(Dataset rows for apps and sites)
------------------------------------------------------------

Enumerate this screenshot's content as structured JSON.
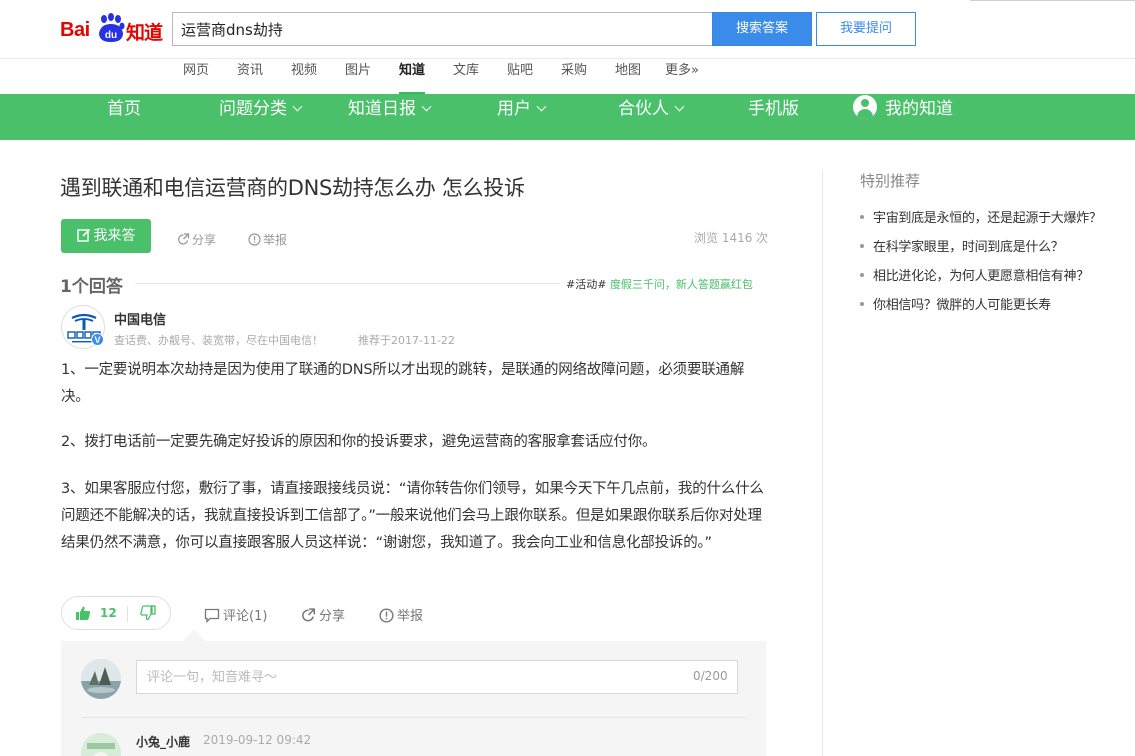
{
  "header": {
    "logo_bai": "Bai",
    "logo_du": "du",
    "logo_zhidao": "知道",
    "search_value": "运营商dns劫持",
    "search_button": "搜索答案",
    "ask_button": "我要提问"
  },
  "channels": [
    "网页",
    "资讯",
    "视频",
    "图片",
    "知道",
    "文库",
    "贴吧",
    "采购",
    "地图",
    "更多»"
  ],
  "active_channel": "知道",
  "nav": {
    "home": "首页",
    "category": "问题分类",
    "daily": "知道日报",
    "users": "用户",
    "partner": "合伙人",
    "mobile": "手机版",
    "mine": "我的知道"
  },
  "question": {
    "title": "遇到联通和电信运营商的DNS劫持怎么办 怎么投诉",
    "answer_button": "我来答",
    "share": "分享",
    "report": "举报",
    "views": "浏览 1416 次"
  },
  "answers": {
    "count_label": "1个回答",
    "promo_tag": "#活动#",
    "promo_text": "度假三千问，新人答题赢红包"
  },
  "answer": {
    "user_name": "中国电信",
    "verified_mark": "V",
    "user_desc": "查话费、办靓号、装宽带，尽在中国电信！",
    "date": "推荐于2017-11-22",
    "paragraphs": [
      "1、一定要说明本次劫持是因为使用了联通的DNS所以才出现的跳转，是联通的网络故障问题，必须要联通解决。",
      "2、拨打电话前一定要先确定好投诉的原因和你的投诉要求，避免运营商的客服拿套话应付你。",
      "3、如果客服应付您，敷衍了事，请直接跟接线员说：“请你转告你们领导，如果今天下午几点前，我的什么什么问题还不能解决的话，我就直接投诉到工信部了。”一般来说他们会马上跟你联系。但是如果跟你联系后你对处理结果仍然不满意，你可以直接跟客服人员这样说：“谢谢您，我知道了。我会向工业和信息化部投诉的。”"
    ],
    "likes": "12",
    "comment": "评论(1)",
    "share": "分享",
    "report": "举报"
  },
  "comments": {
    "placeholder": "评论一句，知音难寻～",
    "counter": "0/200",
    "items": [
      {
        "name": "小兔_小鹿",
        "time": "2019-09-12 09:42"
      }
    ]
  },
  "sidebar": {
    "title": "特别推荐",
    "items": [
      "宇宙到底是永恒的，还是起源于大爆炸？",
      "在科学家眼里，时间到底是什么？",
      "相比进化论，为何人更愿意相信有神？",
      "你相信吗？微胖的人可能更长寿"
    ]
  },
  "colors": {
    "brand_green": "#4ac06b",
    "search_blue": "#3a8bea",
    "baidu_red": "#e10602"
  }
}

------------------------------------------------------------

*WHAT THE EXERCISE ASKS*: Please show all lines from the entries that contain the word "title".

*FINISHED EXERCISE*:
    "title": "遇到联通和电信运营商的DNS劫持怎么办 怎么投诉",
    "title": "特别推荐",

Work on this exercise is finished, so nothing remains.